Druidism was the religious and scholarly path of the ancient Celts. Druids were the priests, scholars, and advisors of the ancient Celtic world. They studied for 20 years to become a full druid. Other ranks included Bards who were storytellers and musicians and Ovates who devoted themselves to divination and healing. Unfortunately the ancient druids didn’t write anything down and committed all their beliefs and practices to memory and oral tradition, so most of what we know comes from secondary sources and conjecture. Modern druids tend to fall into one of several categories including: Reconstructionist druids, neo-pagan druids, and fraternal druids. Reconstructionist druids are dedicated to reconstructing ancient druid beliefs and practices to be as authentic as possible. Neopagan druids tend to focus on the spiritual aspects of druidry. They honor and worship the ancient Celtic deities, nature spirits, and their ancestors. Other Neopagan beliefs and practices such as Wicca are sometimes merged and there is often overlap between scholarly druidry and spiritual druidry. Fraternal druids act as fraternal and charitable groups and use druid symbology, but aren’t necessarily Pagan in belief. Druids have traditionally been considered male, though there are accounts of ancient female Druidesses. With the exception of some historic fraternal orders, most modern Druid organizations are open to men and women. As with other Pagan groups, druids tend to be open and welcoming to people of all sexual orientations and gender associations.

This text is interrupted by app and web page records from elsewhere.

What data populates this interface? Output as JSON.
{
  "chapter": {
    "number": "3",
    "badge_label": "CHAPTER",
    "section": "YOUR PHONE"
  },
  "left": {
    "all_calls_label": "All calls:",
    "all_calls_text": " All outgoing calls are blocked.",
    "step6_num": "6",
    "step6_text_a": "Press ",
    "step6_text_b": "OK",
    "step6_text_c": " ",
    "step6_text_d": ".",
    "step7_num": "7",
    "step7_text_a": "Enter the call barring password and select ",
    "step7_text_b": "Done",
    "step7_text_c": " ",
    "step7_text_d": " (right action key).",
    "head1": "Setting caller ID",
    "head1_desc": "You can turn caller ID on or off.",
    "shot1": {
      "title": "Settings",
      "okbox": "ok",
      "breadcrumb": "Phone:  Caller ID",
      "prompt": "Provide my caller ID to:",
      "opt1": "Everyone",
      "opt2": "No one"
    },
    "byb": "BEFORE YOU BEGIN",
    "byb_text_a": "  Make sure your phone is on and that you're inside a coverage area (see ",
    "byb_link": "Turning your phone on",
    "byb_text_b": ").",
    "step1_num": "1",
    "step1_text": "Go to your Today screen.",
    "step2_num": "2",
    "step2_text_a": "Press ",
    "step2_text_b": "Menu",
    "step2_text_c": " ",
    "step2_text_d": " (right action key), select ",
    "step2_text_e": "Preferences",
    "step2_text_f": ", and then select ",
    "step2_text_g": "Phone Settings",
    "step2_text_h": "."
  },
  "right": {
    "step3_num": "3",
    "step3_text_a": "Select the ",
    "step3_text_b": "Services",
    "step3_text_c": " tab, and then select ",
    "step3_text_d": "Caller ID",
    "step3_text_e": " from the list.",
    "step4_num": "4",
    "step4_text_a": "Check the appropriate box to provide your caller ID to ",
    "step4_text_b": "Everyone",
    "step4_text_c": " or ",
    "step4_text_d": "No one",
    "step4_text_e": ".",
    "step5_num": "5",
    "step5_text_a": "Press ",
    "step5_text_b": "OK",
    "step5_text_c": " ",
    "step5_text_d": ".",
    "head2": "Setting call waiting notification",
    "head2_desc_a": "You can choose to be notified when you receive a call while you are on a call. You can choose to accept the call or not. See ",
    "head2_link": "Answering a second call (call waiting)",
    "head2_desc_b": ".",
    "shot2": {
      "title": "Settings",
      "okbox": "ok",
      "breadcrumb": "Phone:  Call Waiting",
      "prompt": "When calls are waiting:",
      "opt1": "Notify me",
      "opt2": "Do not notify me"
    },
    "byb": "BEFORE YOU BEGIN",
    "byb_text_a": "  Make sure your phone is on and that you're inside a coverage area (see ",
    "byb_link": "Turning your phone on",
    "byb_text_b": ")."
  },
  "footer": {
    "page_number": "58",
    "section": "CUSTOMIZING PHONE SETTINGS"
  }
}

As far as we know, the ancient Celts had no prohibitions against homosexuality. In fact, many of their tales mention homosexual relationships in a rather matter-of-fact way, while other tales talk of the deep bonds between same-sex persons. Roman and Greek accounts of the Celts mention Celtic warriors who were deeply insulted if their advances for homosexual sex were refused. Some historic accounts mention Celts who slept on animal skins with their male lovers, and other accounts mention them having a male lover on one side and a female lover on the other.
At least one tale speaks of lesbian sex among the ancient Celts. In “Niall Frossach,” from The Book of Leinster, lesbian sex is specifically mentioned as “playful mating.”
The tale of Cuchulainn and Ferdia is often brought up as an example of male homosexuality among the ancient Celts. These two warriors were also lovers, but the tale ends tragically when they are forced to fight each other to the death on opposite sides in the same battle. Cuchulainn laments the death of his friend with these words:
Fast friend, forest companions
We made one bed and slept one sleep
In foreign lands after the fray
Scathach’s pupils, two together
We’d set forth to comb the forest
Norse paganism includes Asatru, Heathenry, and Odinism among other related paths. Norse pagans honor and worship the Norse gods and goddesses including Odin, Thor, and Freya. The Norse gods and goddesses fall into two categories, the Aesir and the Vanir. The Aesir are the principal pantheon and are typically war gods who live in Asgard. The Vanir are a group of gods associated with fertility, wisdom and the ability to see the future. Norse pagans also honor nature spirits (such as elves) and their ancestors. Most of what we know about these gods and goddesses and their mythologies comes from the Icelandic Prose and Poetic Edda’s and the Norse Sagas.
Norse pagans celebrate feasts and rituals called Sumbels and Blóts, which usually involve food and mead or some other form of alcohol. There are two types of magic in Norse paganism – Galdr and Seiðr. Galdr (pronounced “galder”) is the masculine form of Norse magic and involves the use of runes and staves. Seiðr (pronounced “seether”) is the feminine form of Norse magic associated with the goddess Freya and is a form of shamanism. There were accounts of male practitioners of Seiðr, known as seiðmenn, but in practicing magic they brought a social taboo, known as ergi, onto themselves. Ergi was a term of insult, denoting effeminacy or other unmanly behavior. Some of the Norse gods including Odin not only practiced Seiðr, but cross-dressed. Certain aspects of Seiðr were sexual in nature and likely involved actual sexual acts. While homosexuality was looked down upon in ancient Norse cultures, Vanir gods and goddesses such as Freya and Freyr are said to have had gay or effeminate priests. Freyr is a male fertility god, who while very masculine and heterosexual himself had effeminate male priests who were said to ring bells.